Pull out every line with the word "label" from the entries below.
++++ RECORDS FOR THE EXERCISE ++++
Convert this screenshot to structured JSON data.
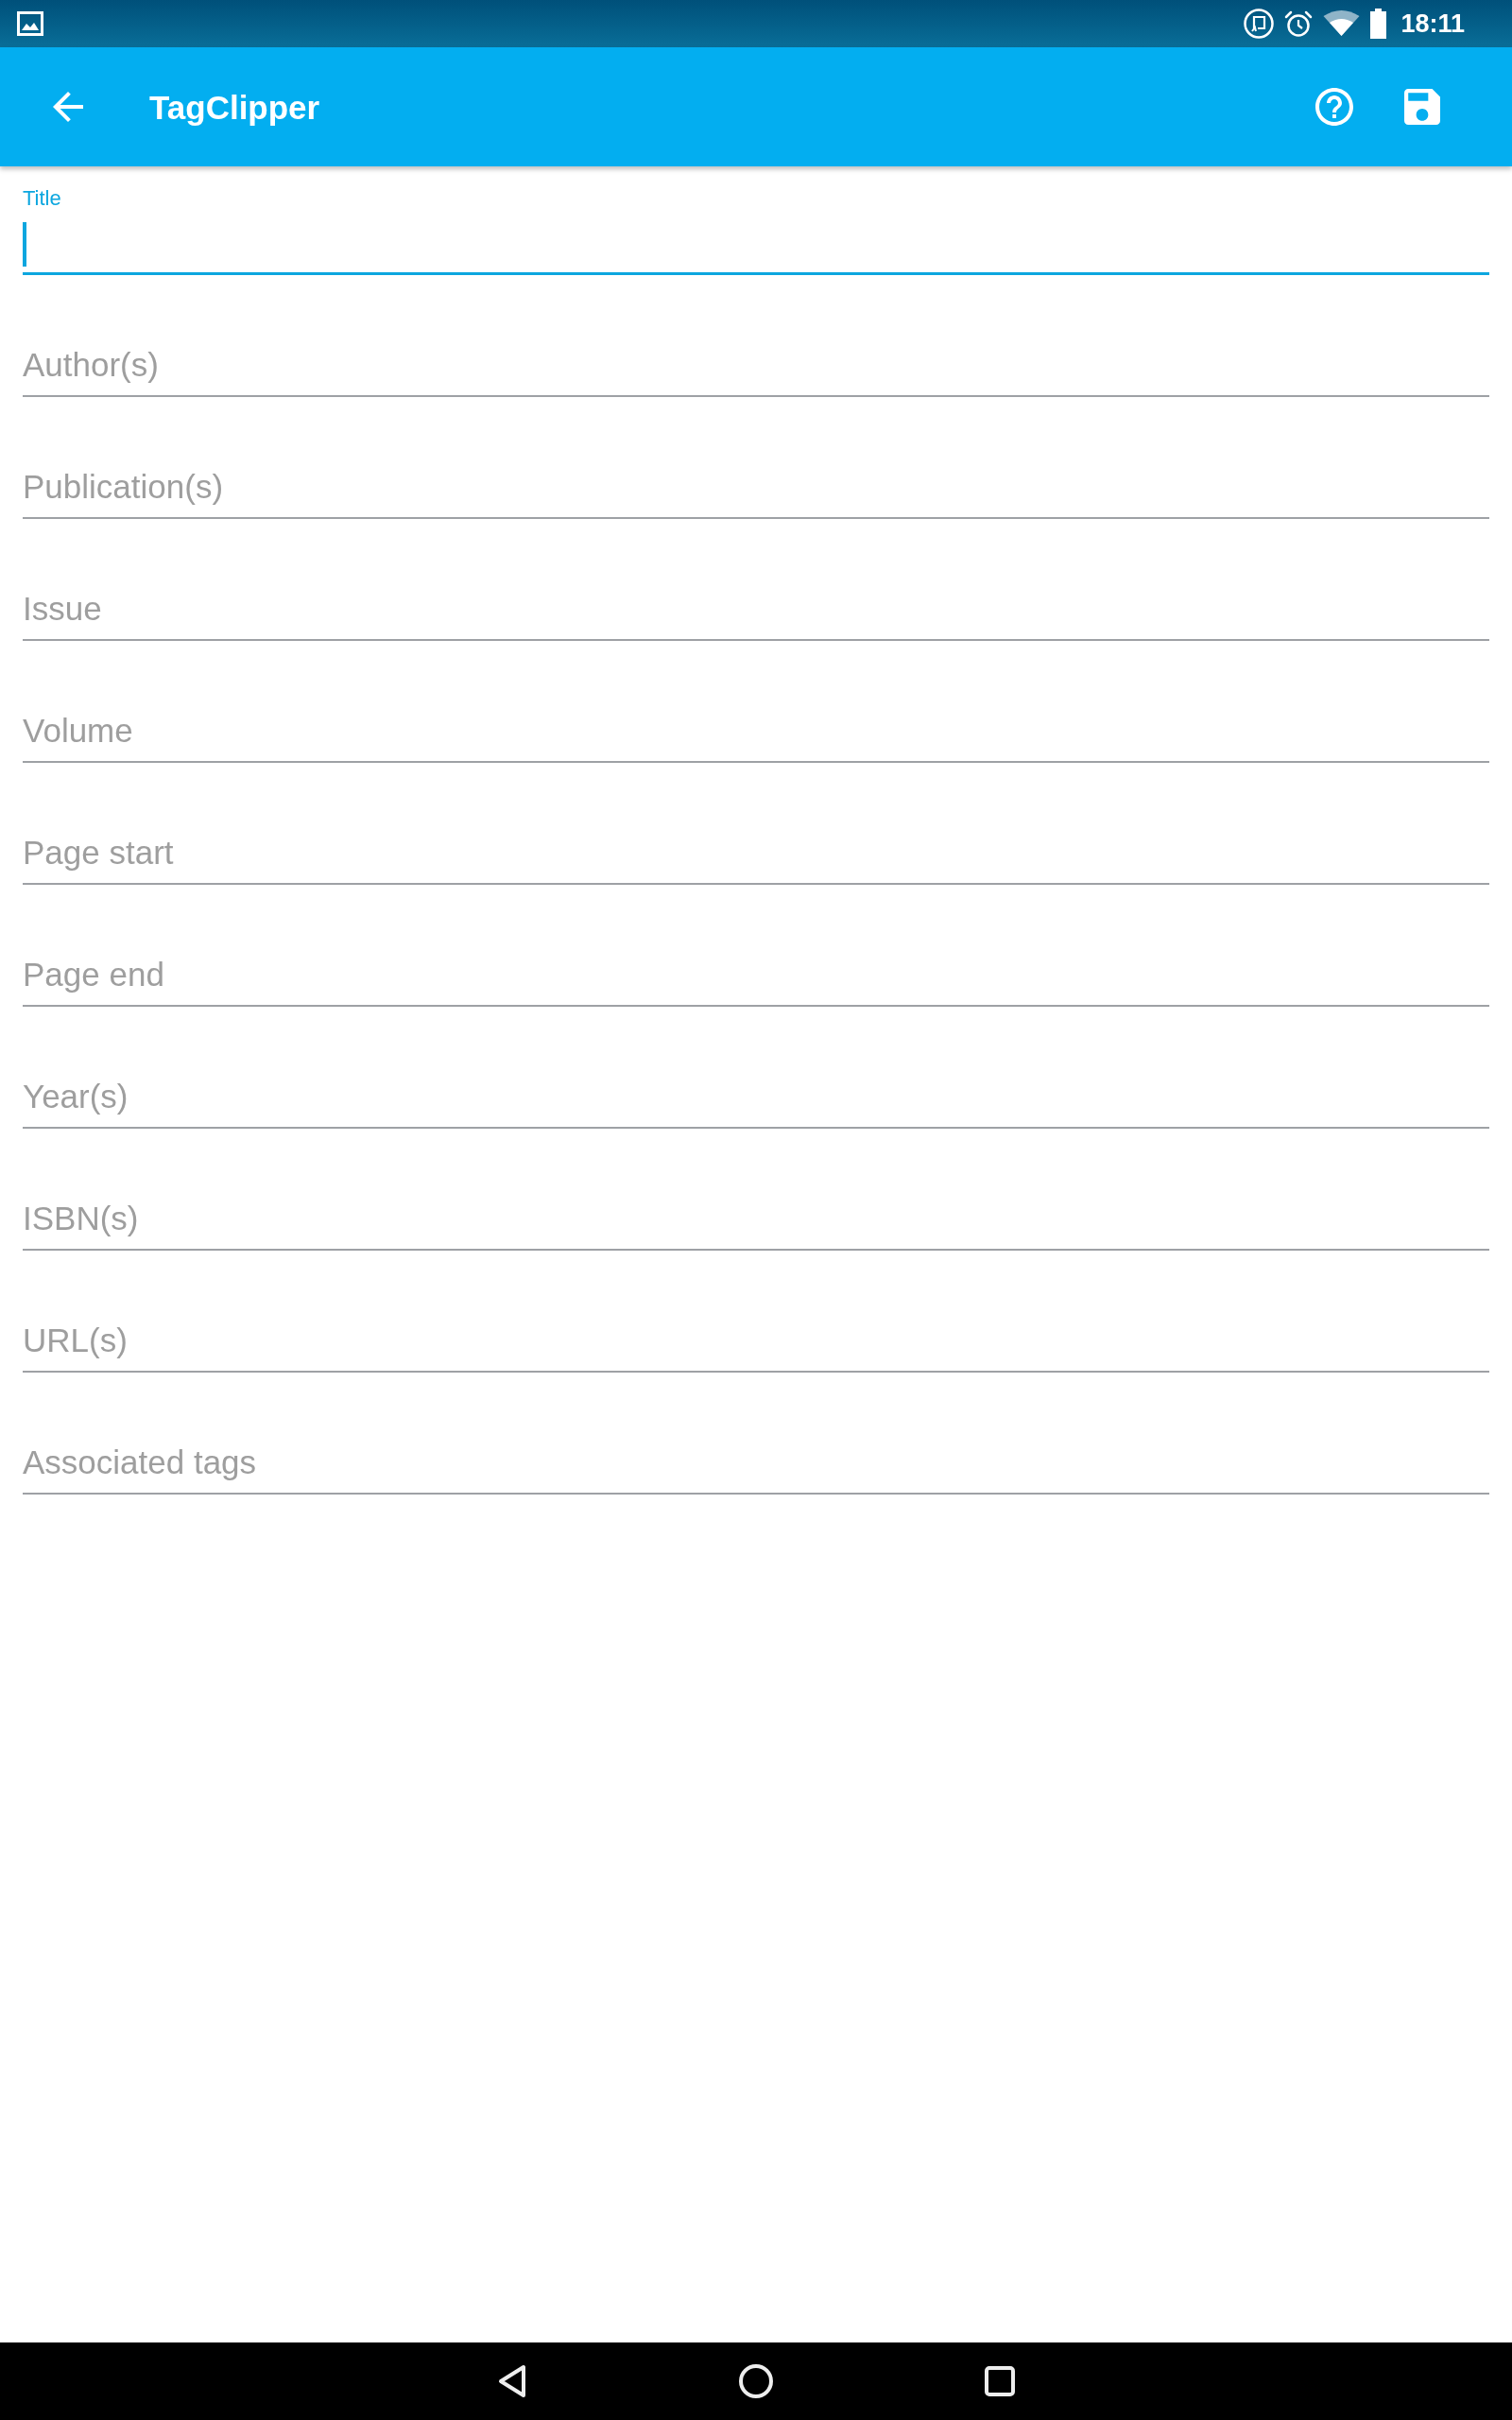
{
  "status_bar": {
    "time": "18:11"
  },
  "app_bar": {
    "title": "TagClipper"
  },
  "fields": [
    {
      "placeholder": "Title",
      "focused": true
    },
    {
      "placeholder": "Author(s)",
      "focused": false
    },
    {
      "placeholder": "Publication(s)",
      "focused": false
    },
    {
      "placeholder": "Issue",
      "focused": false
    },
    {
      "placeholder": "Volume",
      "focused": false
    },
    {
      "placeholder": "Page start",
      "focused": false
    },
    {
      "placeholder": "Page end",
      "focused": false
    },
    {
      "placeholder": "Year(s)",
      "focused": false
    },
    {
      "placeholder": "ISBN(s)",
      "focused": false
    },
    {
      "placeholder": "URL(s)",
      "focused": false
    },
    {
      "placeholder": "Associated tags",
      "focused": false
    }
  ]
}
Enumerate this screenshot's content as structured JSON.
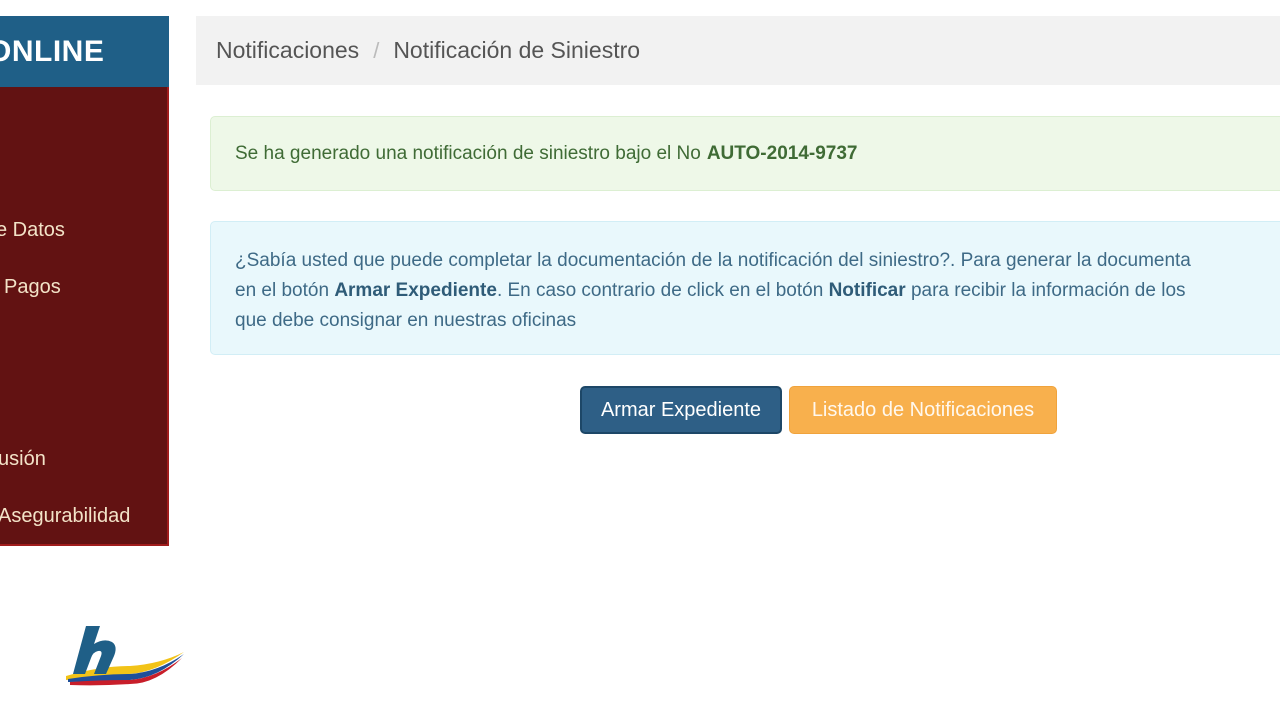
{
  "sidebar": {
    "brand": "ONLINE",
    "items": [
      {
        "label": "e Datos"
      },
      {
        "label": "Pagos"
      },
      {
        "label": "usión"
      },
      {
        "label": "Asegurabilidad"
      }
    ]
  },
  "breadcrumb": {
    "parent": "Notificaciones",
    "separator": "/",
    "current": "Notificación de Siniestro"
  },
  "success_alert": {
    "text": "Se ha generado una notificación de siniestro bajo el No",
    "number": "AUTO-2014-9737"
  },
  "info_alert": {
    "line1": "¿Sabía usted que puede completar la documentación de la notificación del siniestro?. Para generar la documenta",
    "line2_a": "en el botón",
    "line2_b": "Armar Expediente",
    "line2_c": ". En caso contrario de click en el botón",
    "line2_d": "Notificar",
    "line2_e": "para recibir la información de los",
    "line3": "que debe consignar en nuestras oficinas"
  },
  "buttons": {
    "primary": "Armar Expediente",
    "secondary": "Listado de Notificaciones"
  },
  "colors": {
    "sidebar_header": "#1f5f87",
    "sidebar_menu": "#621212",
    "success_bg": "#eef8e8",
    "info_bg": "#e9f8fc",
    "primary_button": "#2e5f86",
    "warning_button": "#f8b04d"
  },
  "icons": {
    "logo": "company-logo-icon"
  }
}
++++
■ EXERCISE SOLUTION:
        "label": "e Datos"
        "label": "Pagos"
        "label": "usión"
        "label": "Asegurabilidad"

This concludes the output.